I blame my step-mother
"So I got into confrontation with her and one thing led to the other, and that’s how I found myself in prison. I regret what happened; I was pushed to the wall. My wife and I needed freedom but my parents couldn’t allow us to live our way and away from them,” says the 41-year-old who initially thought with freedom, his old good soft life will come back.He was wrong. Rasesh leads a lonely hands-to-mouth life, a contrast to the picture he had in mind when the prison gate was opened, releasing him to freedom.
“The only privilege out here is freedom, otherwise what I’m experiencing is not different from prison life,” says Rasesh who considers himself an outcast ostracised by family and the larger Indian community.
“Would I be living here had my relatives and community accepted be back?” he poses before taking a long gaze at the ceiling board, lost in thought.Describing his father as a wealthy man, Rasesh had expected that once out, the family would help him to pick up the pieces and start afresh. The man of dual Kenyan-British citizenship had looked forward to securing a job and remarrying.
“It was all but a dream; I am a pauper living in squalor yet my father bequeathed on me 25 per cent of his wealth,” says Rasesh, whose wife left following the murder incident. The father was the proprietor of Amratal Hardware Stores along Kirinyaga Road where the young man worked between 1999 and 2007 earning a monthly salary of Sh60,000 before being thrown into prison.
Rasesh, who pursued a computer engineering course in the UK, was eventually made a partner in the business. He believes he is entitled to gratuity by virtue of being a co-owner in his father’s business that is still running.
“I have not signed any document selling my shareholding. I was an employee before being made partner and the law says that I am entitled to gratuity,” he states.Last year, through a cousin, Rasesh got a job at a charity home in Kasarani where he worked for four months before allegedly being dismissed after administration discovered he had a criminal record.

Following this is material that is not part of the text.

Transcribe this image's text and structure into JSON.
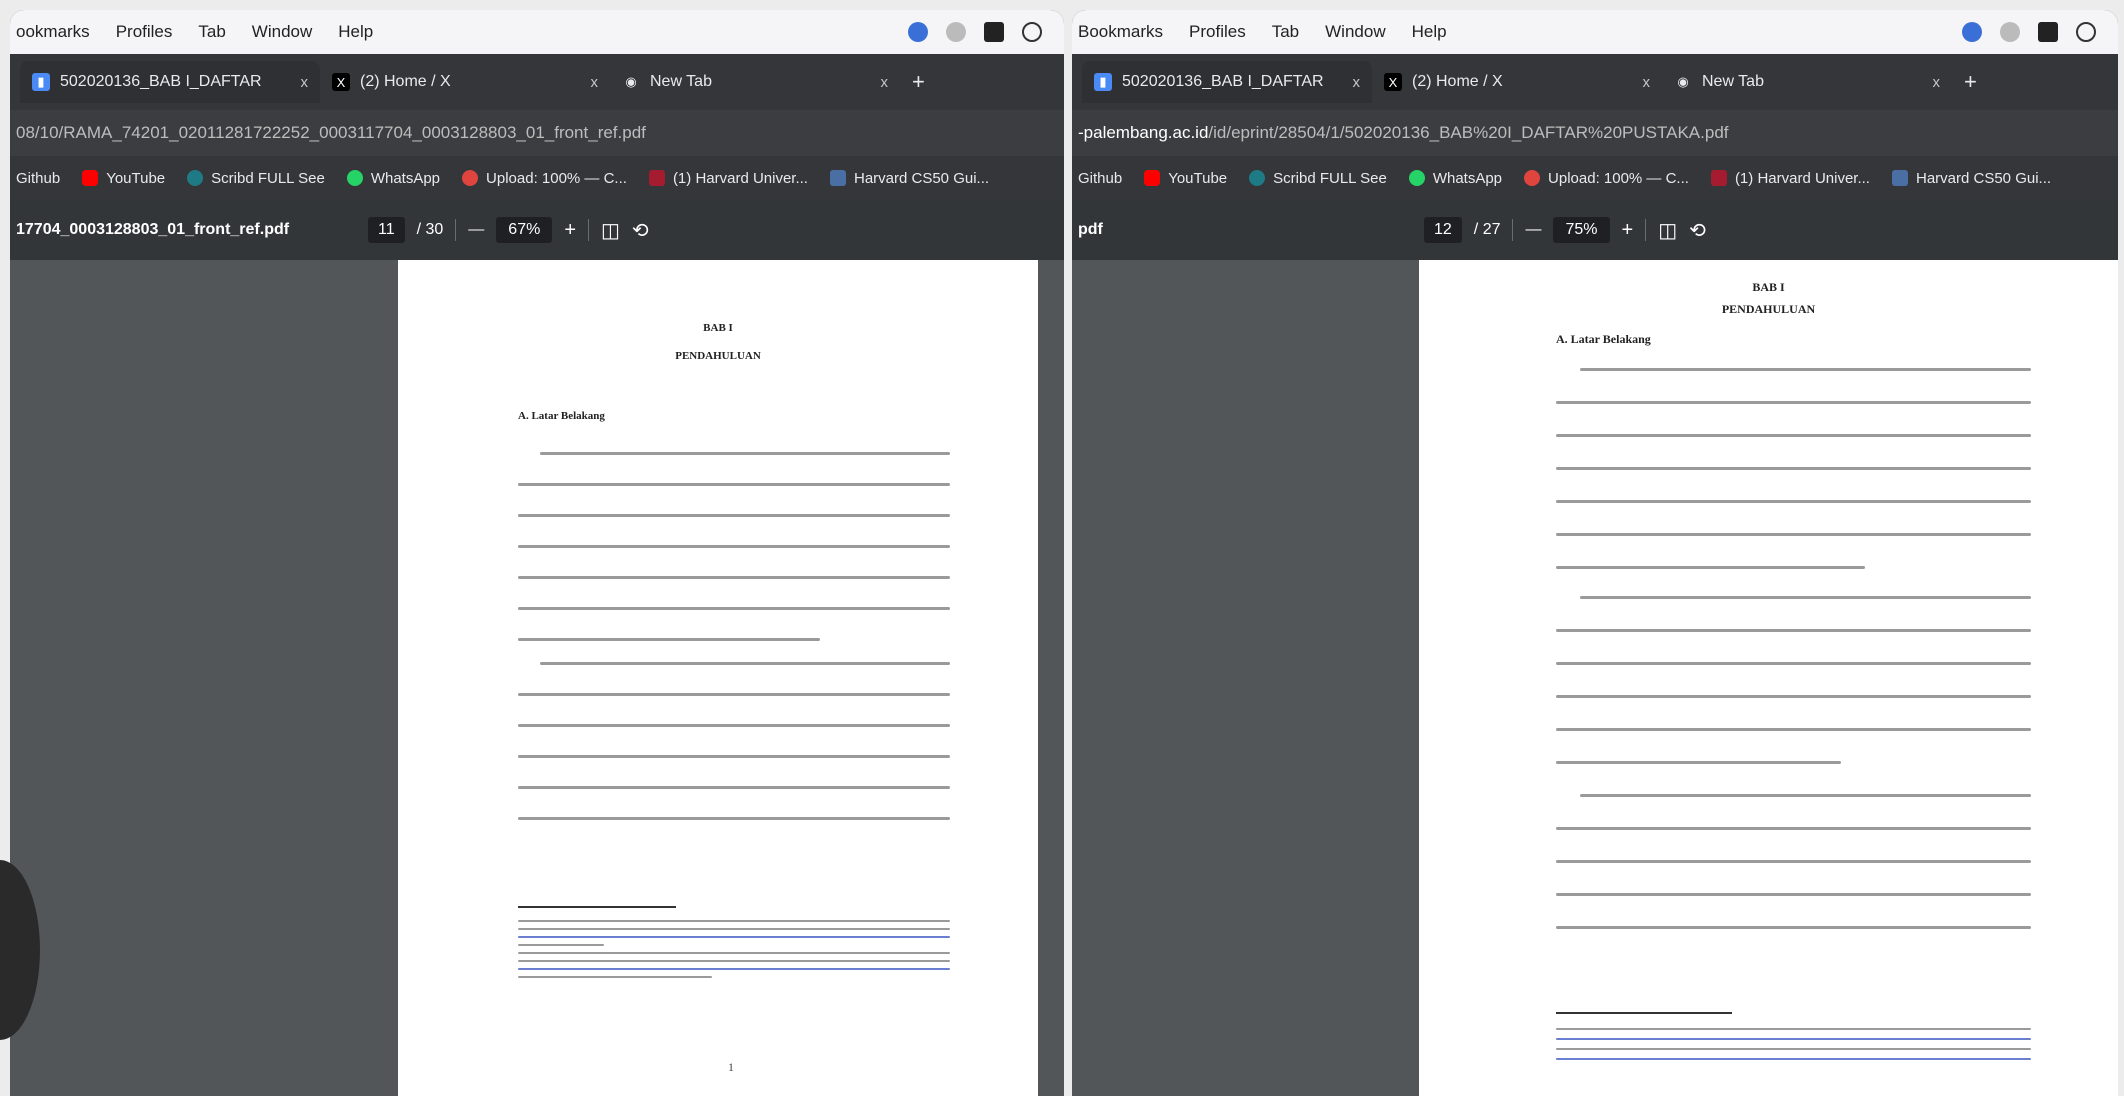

“I worked for the missionaries doing odd jobs of cleaning mentally deranged people and feeding them. A job that was given to me to punish me even more, as if having spent 14 years in prison was not enough punishment,” says Rasesh.Even though his blood sister steps in to assist Rasesh, the ex-murder convict feels the support is not enough. He wishes to lead his former life before going to prison where he undertook a diploma in law.
He claims his valuables including some cash and gold were taken from his room when he was arrested, adding: “We lost our mother in 1993 and as far as I am aware, she left all her valuables to be shared between my sister and me.”
Thoughts of selling one of his kidneys often cross his mind. “Though I committed a crime, which I was punished for; I don’t deserve to suffer after earning freedom. Life is tempting to the extent I have tried selling one of my kidneys in order to get finances,” says Rasesh.
Were he in a position to afford an air ticket, the man could have flown to Britain where he believes there are better support systems for ex-convicts than in Kenya.While in prison, Rasesh claims he was discriminated due to his skin colour. And to overcome the discrimination, he had to devise ways of survival including giving bribes to some of the warders and wardresses.
“Life is relatively comfortable inside there (prison) especially if you have money and a mobile phone. Fortunately, I had both courtesy of friends,” says Rasesh whose death sentence was commuted to life imprisonment in 2018.
This is after he appealed and was given a 20-year jail term. The following year, Rasesh successfully sought from court resentencing, earning freedom two years later.“Since my release I have been living the life of a pauper. My sister has been paying my rent and giving me a stipend to survive on but it is simply not enough. I need help yet I’m in a dilemma. People here in Ruaka think I am a vagabond, on the other hand, the Indian community does not want me,” cries out Rasesh.